Wednesday Wisdom – Question of the Day
December 7, 2011
Welcome to our Wednesday Wisdom column!
We are very excited you are here and look forward to receiving more decorating and design questions in the weeks/months to come.
This week one of our readers posed this question:
“When painting a room with angled or sloped ceilings (such as a playroom), do you paint the slopes like the ceiling or do you paint them like the walls?”
This is a great question and has an equally great answer: It depends!
More often than not, we do the ceiling color. Take for instance my own playroom – The ceiling is a BIG part of the room and painting it out as the walls (if I had chosen a color) would have really closed the room in. So I made the walls AND the ceiling on the long part of the room the same color then I put a (chalkboard) accent on the far end walls.
I found other examples of keeping the sloped part the ceiling color on my favorite visual website Pinterest:
It seems more often than not ~ we carve out room in the attic/eave space of our homes for playrooms (just like me). Check out all these fun slope ceiling playrooms!

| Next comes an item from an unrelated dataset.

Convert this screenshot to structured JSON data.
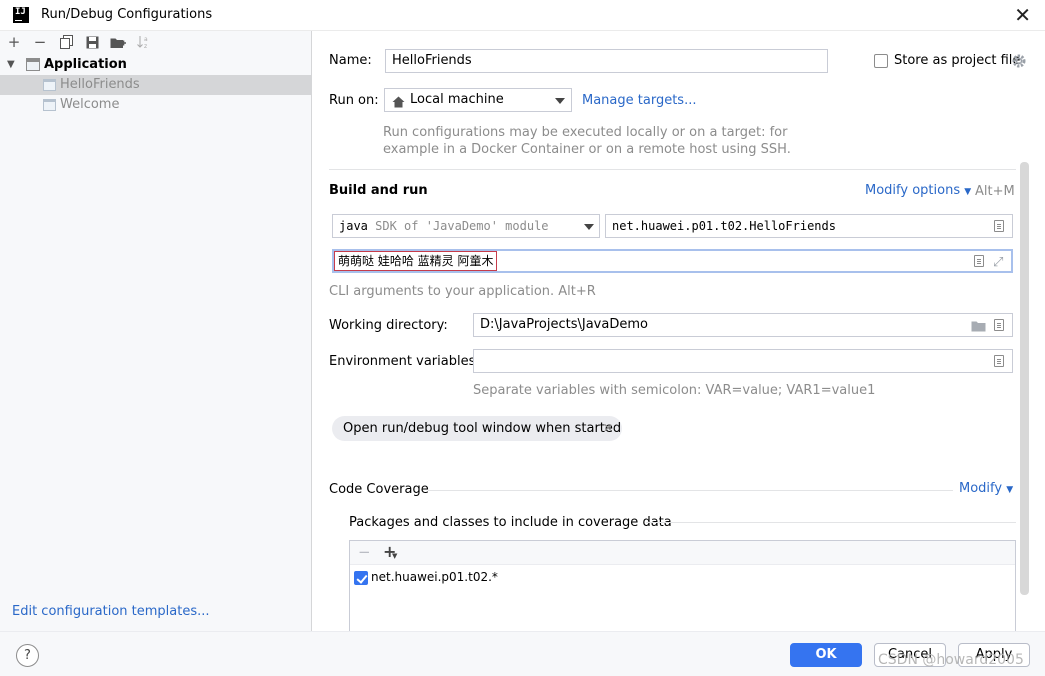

This playroom goes opposite but cleverly with very light colors so it still works.
So as you can see the ceiling color works great. However there are times when painting the slope ceiling the wall color makes more sense. Designer Christi Spangle said “If the wall color is light and there is a good amount of natural light in the room then I would usually go with the wall color. This give more importance to the walls than the ceiling.”
We recently completed a project where we have a great example of this. We actually created a sloped ceiling. The ceiling height in this hallway was so low due to some roof constratins above. With some clever work on the contractor’s part, we were able to raise part of the ceiling but not all of it. To help visually raise the height even more we painted only the flat part white and the rest of the space the wall color. It turned out to be a very nice space!
BEFORE (from North end)
AFTER (from South end)
As you can see from the photos (taken from two different sides of the hallway) – by slightly raising the ceiling and painting out the slope part of the ceiling the wall color, it gives the illusion the walls are much taller than they really are.
We look forward to receiving more of your design or decorating questions in the coming weeks or months. Please feel free to email me directly firstname.lastname@example.org or leave your comments on our blog.